Data records for software interfaces:
Start of Block
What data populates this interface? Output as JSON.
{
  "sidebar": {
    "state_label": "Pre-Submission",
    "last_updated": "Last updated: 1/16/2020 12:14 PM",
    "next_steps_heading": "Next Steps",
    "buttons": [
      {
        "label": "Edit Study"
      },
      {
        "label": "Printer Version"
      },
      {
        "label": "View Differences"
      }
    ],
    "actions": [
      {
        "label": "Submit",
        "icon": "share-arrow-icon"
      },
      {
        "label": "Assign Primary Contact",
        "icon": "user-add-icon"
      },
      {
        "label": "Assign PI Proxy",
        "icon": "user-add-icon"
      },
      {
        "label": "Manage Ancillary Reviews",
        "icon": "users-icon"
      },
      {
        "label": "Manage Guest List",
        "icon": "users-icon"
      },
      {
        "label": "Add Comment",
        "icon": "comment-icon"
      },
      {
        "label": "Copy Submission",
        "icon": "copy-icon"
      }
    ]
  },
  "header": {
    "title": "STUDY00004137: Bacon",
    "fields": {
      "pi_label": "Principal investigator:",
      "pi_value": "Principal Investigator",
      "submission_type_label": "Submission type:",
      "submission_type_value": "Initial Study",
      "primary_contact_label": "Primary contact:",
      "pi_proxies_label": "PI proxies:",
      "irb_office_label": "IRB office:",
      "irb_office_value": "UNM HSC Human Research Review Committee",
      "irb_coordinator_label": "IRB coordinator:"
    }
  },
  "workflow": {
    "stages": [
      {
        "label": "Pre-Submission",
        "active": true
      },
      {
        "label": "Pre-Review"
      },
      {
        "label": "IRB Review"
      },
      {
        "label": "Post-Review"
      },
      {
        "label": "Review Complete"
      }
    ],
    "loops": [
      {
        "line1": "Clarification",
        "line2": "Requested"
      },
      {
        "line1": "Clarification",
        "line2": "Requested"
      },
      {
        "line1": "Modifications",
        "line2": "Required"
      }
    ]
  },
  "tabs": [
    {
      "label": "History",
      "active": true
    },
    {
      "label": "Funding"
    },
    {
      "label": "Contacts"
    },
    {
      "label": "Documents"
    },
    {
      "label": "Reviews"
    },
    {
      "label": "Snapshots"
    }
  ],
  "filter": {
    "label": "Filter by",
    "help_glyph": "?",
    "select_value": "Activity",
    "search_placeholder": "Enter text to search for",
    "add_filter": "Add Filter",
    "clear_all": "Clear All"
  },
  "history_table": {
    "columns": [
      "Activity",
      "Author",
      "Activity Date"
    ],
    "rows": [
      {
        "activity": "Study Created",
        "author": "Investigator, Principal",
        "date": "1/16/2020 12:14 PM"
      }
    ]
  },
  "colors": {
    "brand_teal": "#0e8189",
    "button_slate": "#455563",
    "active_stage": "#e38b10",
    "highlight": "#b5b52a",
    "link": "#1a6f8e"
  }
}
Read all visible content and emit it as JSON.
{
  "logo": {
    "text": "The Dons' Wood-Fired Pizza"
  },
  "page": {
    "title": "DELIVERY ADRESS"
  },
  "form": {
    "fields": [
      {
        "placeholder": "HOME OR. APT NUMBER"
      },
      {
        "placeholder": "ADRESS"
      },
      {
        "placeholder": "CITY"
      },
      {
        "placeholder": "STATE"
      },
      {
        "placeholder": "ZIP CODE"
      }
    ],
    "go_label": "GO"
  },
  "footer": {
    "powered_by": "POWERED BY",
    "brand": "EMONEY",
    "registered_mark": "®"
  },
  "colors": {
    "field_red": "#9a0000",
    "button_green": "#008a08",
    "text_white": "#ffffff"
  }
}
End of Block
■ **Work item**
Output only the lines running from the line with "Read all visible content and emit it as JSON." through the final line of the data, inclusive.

■ **Solution for this exercise**
Read all visible content and emit it as JSON.
{
  "logo": {
    "text": "The Dons' Wood-Fired Pizza"
  },
  "page": {
    "title": "DELIVERY ADRESS"
  },
  "form": {
    "fields": [
      {
        "placeholder": "HOME OR. APT NUMBER"
      },
      {
        "placeholder": "ADRESS"
      },
      {
        "placeholder": "CITY"
      },
      {
        "placeholder": "STATE"
      },
      {
        "placeholder": "ZIP CODE"
      }
    ],
    "go_label": "GO"
  },
  "footer": {
    "powered_by": "POWERED BY",
    "brand": "EMONEY",
    "registered_mark": "®"
  },
  "colors": {
    "field_red": "#9a0000",
    "button_green": "#008a08",
    "text_white": "#ffffff"
  }
}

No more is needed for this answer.